This Sunday we will begin a new series – “Undivided,” which will take us through 1 Corinthians. The following is a background introduction to 1 Corinthians:
Corinth, the most important city in Greece during Paul’s day, was a bustling hub of worldwide commerce, degraded culture, and idolatrous religion. There Paul founded a church (Acts 18:1–17), and two of his letters are addressed “To the church of God which is at Corinth.”
First Corinthians reveals the problems, pressures, and struggles of a church called out of a pagan society. Paul addresses a variety of problems in the life-style of the Corinthian church: factions, lawsuits, immorality, questionable practices, abuse of the Lord’s Supper and spiritual gifts. In addition to words of discipline, Paul shares words of counsel in answer to questions raised by the Corinthian believers.
The city was filled with shrines and temples, but the most prominent was the Temple of Aphrodite on top of an 1,800-foot promontory called the Acrocorinthus. Worshipers of the “goddess of love” made free use of the 1,000 Hieroduli (consecrated prostitutes). This cosmopolitan center thrived on commerce, entertainment, vice, and corruption; pleasure-seekers came there to spend money on a holiday from morality. Corinth became so notorious for its evils that the term Korinthiazomai (“to act like a Corinthian”) became a synonym for debauchery and prostitution.
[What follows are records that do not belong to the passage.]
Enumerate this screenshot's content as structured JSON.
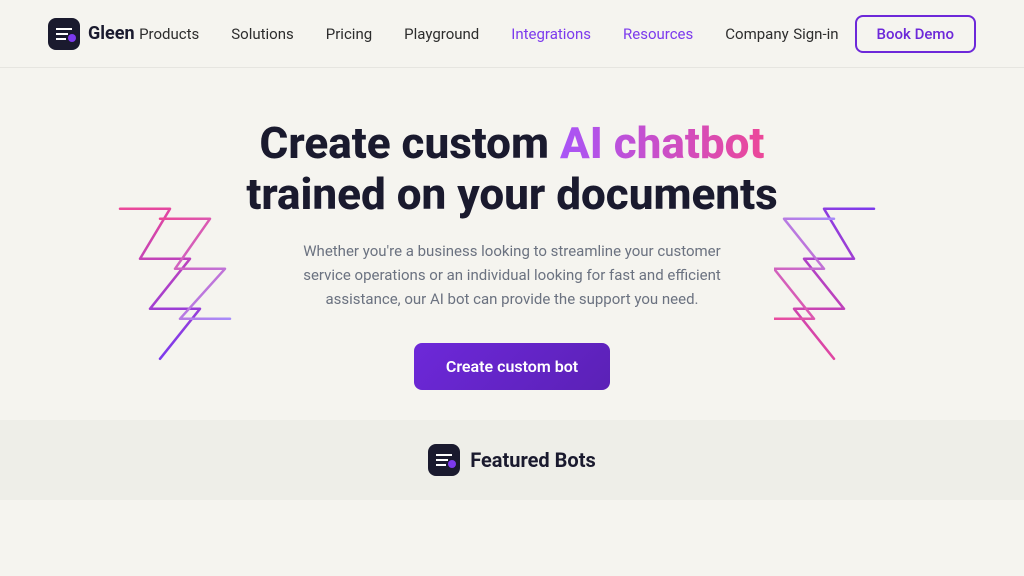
{
  "nav": {
    "logo_text": "Gleen",
    "links": [
      {
        "label": "Products",
        "active": false
      },
      {
        "label": "Solutions",
        "active": false
      },
      {
        "label": "Pricing",
        "active": false
      },
      {
        "label": "Playground",
        "active": false
      },
      {
        "label": "Integrations",
        "active": true
      },
      {
        "label": "Resources",
        "active": true
      },
      {
        "label": "Company",
        "active": false
      }
    ],
    "signin_label": "Sign-in",
    "book_demo_label": "Book Demo"
  },
  "hero": {
    "title_part1": "Create custom ",
    "title_highlight": "AI chatbot",
    "title_part2": "trained on your documents",
    "subtitle": "Whether you're a business looking to streamline your customer service operations or an individual looking for fast and efficient assistance, our AI bot can provide the support you need.",
    "cta_label": "Create custom bot"
  },
  "bottom": {
    "featured_label": "Featured Bots"
  }
}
The basic theme of this epistle is the application of Christian principles on an individual and social level. The cross of Christ is a message that is designed to transform the lives of believers and make them different, as people and as a corporate body, from the surrounding world. But the Corinthians were destroying their Christian testimony because of immorality and disunity. Paul wrote this letter as his corrective response to the news of problems and disorders among the Corinthians. It was designed to refute improper attitudes and conduct and to promote a spirit of unity among the brethren in their relationships and worship. Paul’s concern as their spiritual father (4:14–15) was tempered with love, and he wanted to avoid visiting them “with a rod” (4:21).
Despite the often stern tone of the letter (4:18–21; 5:2; 11:17, 22; 15:36), Paul was thankful to God for the Corinthians (1:8) and felt a deep personal affection for them (16:24). Because of this love, and for the purpose of God’s glory (10:31), Paul wanted the Corinthians to become a well-constructed dwelling place for God’s Spirit (3:12, 16) and to be “guiltless in the day of our Lord Jesus Christ” (1:8).
May God bless our journey to become Undivided in our allegiance to His Kingdom and Gospel,
- Bro. Dave